Be Intentional About Writing
Being intentional about the student writing experience makes you, the teacher, a multiplier.
Here are some ideas to make it yours in the classroom:
Tools for Digital Writing
- Dedicated Writing App—go beyond blogging with a dedicated writing platform, which can be awesome for developing writing skills, publishing writing, and guiding writing with content-specific prompts. By far, Write About provides one of the best student writing experiences and classroom writing communities.
- Blogging—provide open blogging opportunities, or a closed format, to give students a chance to share their thoughts, crowdsource information with classmates, or reflect on their learning.
- Tweet180 Project—have students create tweets, either on Twitter itself or in their notebook or other writing platform (still using only 140 characters) to share their big learning each day for an entire school year
Ideas for Individual Writing
- Quick Writes—use an ongoing topic, daily prompts, or even visual elements such as What's Going on in This Picture? to prompt student writing (perhaps as a bellringer)
- Commenting on Others' Writing—pass notebooks, use writing apps, or leverage discussion boards to provide students the opportunity to read and reply to each other's writing (e.g., "I liked..." "I noticed..." "I wonder...")
- Gratitude Journals—writing or reflecting on the people and things for which you are grateful can be a pretty convenient way to increase writing fluency and cultivate mindfulness
Ideas for Group Writing
- Group Chat—in groups of 3-4, give students a fixed amount of time to write their own thoughts about a topic or respond to a prompt. Then, they pass their writing to the person on their right. The next person either elaborates on, or can respond to, the first person's idea(s). After time is up, writing is passed to the right again, and the process continues until everyone gets their own paper back to read and reflect. BONUS: Have students write a statement summarizing their group chat experience.
- Summary Boards—Using chart paper or whiteboards (alternatively, an app like Google Docs/Slides), have students create a summary of a topic, unit, lesson, experience, or class activity from all of their recollection/notes. Make sure to have each student add their writing in a different color so that you can follow the collaborative efforts.
Through my own journey to publish my opinions about education, I have developed my capacity for writing, and that has enhanced my thinking. If I'm being honest, the greatest reward I find in writing goes beyond that it helps me share my thoughts with others. Writing enhances the way that I think, including how I view myself and my thinking altogether, and I have found it can do the same for students, too.
Writing is not only a way to "make your mark," as the Peter Reynolds book encourages, it's a way to find your mark.
And isn't that what we want for our students, as well?
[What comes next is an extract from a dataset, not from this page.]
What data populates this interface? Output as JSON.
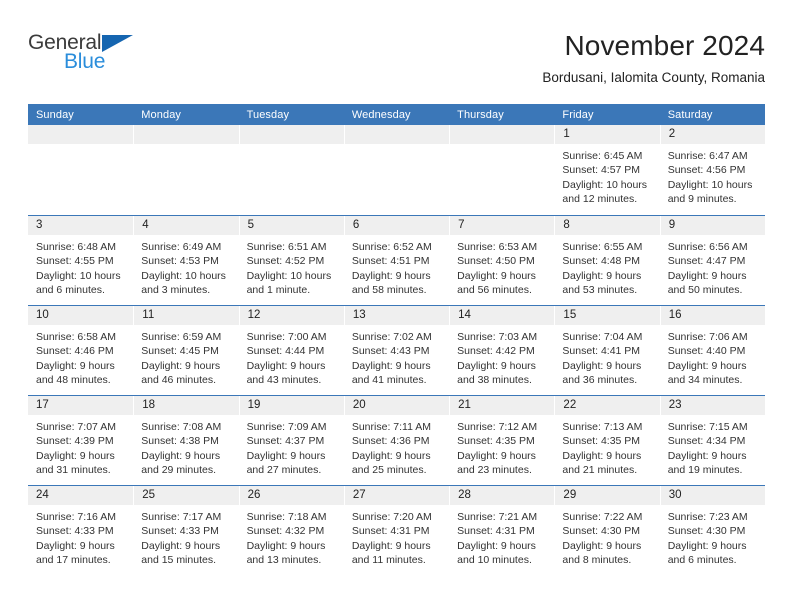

Gary G. Abud, Jr. is an educational consultant, presenter, and writer with The Saga Educators near Detroit, Mich. His work currently focuses on helping kids with ADHD to succeed in school by offering coaching and workshops to educators, students, and families. Previously, Gary has served students in K-12 schools as a STEM teacher, curriculum specialist, and principal. In 2014, he was selected as the Michigan Teacher of the Year.